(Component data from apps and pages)
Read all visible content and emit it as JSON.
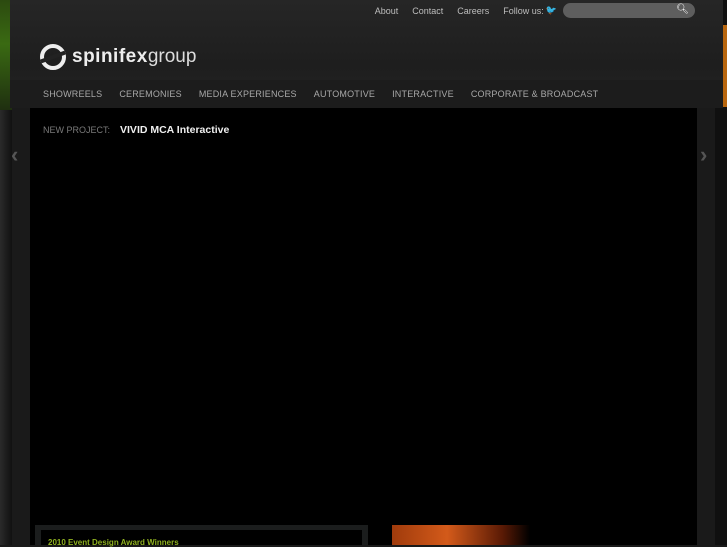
{
  "topbar": {
    "links": [
      "About",
      "Contact",
      "Careers"
    ],
    "follow_label": "Follow us:",
    "search_placeholder": ""
  },
  "logo": {
    "bold": "spinifex",
    "light": "group"
  },
  "nav": [
    "SHOWREELS",
    "CEREMONIES",
    "MEDIA EXPERIENCES",
    "AUTOMOTIVE",
    "INTERACTIVE",
    "CORPORATE & BROADCAST"
  ],
  "feature": {
    "label": "NEW PROJECT:",
    "title": "VIVID MCA Interactive"
  },
  "news": {
    "heading": "2010 Event Design Award Winners"
  },
  "colors": {
    "accent": "#8fb020",
    "orange": "#b8660e"
  }
}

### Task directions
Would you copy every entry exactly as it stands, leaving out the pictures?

### Exercise result
Read all visible content and emit it as JSON.
{
  "topbar": {
    "links": [
      "About",
      "Contact",
      "Careers"
    ],
    "follow_label": "Follow us:",
    "search_placeholder": ""
  },
  "logo": {
    "bold": "spinifex",
    "light": "group"
  },
  "nav": [
    "SHOWREELS",
    "CEREMONIES",
    "MEDIA EXPERIENCES",
    "AUTOMOTIVE",
    "INTERACTIVE",
    "CORPORATE & BROADCAST"
  ],
  "feature": {
    "label": "NEW PROJECT:",
    "title": "VIVID MCA Interactive"
  },
  "news": {
    "heading": "2010 Event Design Award Winners"
  },
  "colors": {
    "accent": "#8fb020",
    "orange": "#b8660e"
  }
}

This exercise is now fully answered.